HP’s PC business has been marginally profitable, but the margins have shrunk over the years, said Roger Kay, president of Endpoint Technologies Associates.
“It certainly goes against Carly Fiorina’s theory of ‘all’s well together,’” Kay said. HP bought PC maker Compaq for US$25 billion in 2002 when Fiorina was CEO.
Meanwhile, the purchase of Autonomy would be “completely in keeping with the increased focus on software and business solutions that HP’s board had in mind when they hired [CEO] Leo Apotheker,” said King.
Based in both San Francisco and Cambridge in the US, Autonomy provides a variety of portal, enterprise search, content management and analysis tools to organisations.
“Autonomy focuses mostly on search and analytics of unstructured data and databases, which includes information that typically can’t be captured within traditional relational databases,” King said. It has grown a healthy business in the enterprise content space: Autonomy reported revenue of US$870 million for 2010.
Traditionally, HP’s enterprise services and hardware sales have dwarfed its software sales. For fiscal 2010, services generated almost US$35 billion in net revenue and enterprise hardware generated US$18.5 million, while software brought in US$3.5 billion. Autonomy’s sales could push that figure past the US$4 billion mark
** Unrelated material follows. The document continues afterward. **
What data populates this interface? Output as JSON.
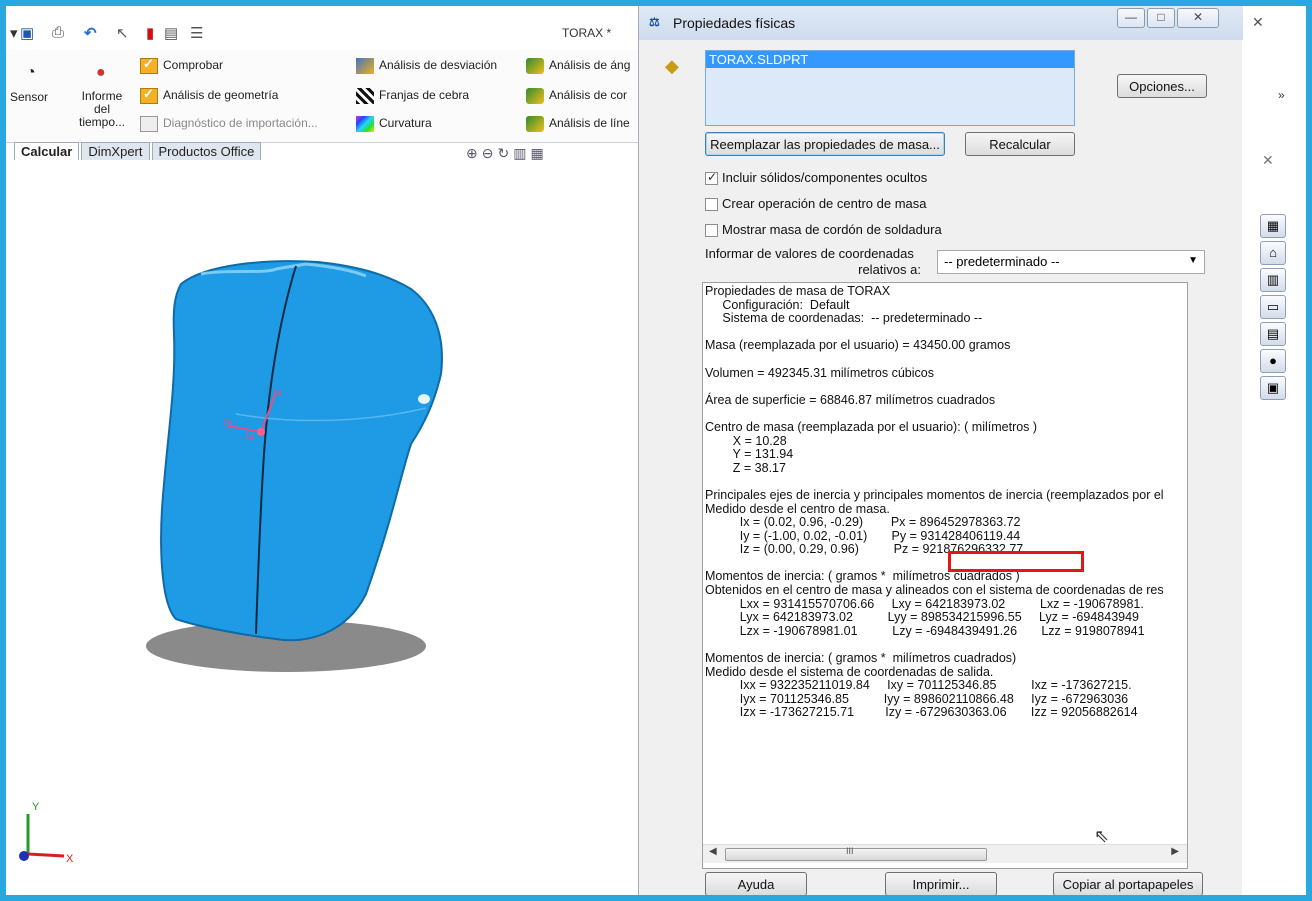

While starting in the enterprise search space with in-house technology, the company expanded its software portfolio through its acquisitions of Verity in 2005 and Interwoven in 2009. It also acquired informational governance software from CA Technologies in 2010.
Such a software portfolio would be “a natural complement to HP’s efforts and technologies” in the enterprise content space, King said. It would dovetail particularly well with HP’s Vertica database and 3PAR data storage products.
The software would also give HP a foothold in the emerging big data space, where it could build systems to compete with EMC’s Greenplum and IBM’s Netezza. “Both [of those] companies consider Big Data a market with a potentially huge future,” King said.
In March, then-newly appointed HP CEO Apotheker announced that HP would concentrate more efforts on the data analytics and big data markets.
The PC business is the first obvious domino to fall as Apotheker tries to bring profitability to the company, said Ezra Gottheil, senior analyst at Technology Business Research.
“It’s a much more exaggerated consequence of the [direction] the company decided to go with Leo Apotheker. Clearly the boar
d wanted higher margins,” Gottheil said. However, “HP will be challenged to drive software to be the kind of generator of profit that it is at IBM,” Gottheil added.
But HP does potentially have something to lose if its PC business goes away – such as some of the leverage it has in buying high-end server parts, Gottheil said.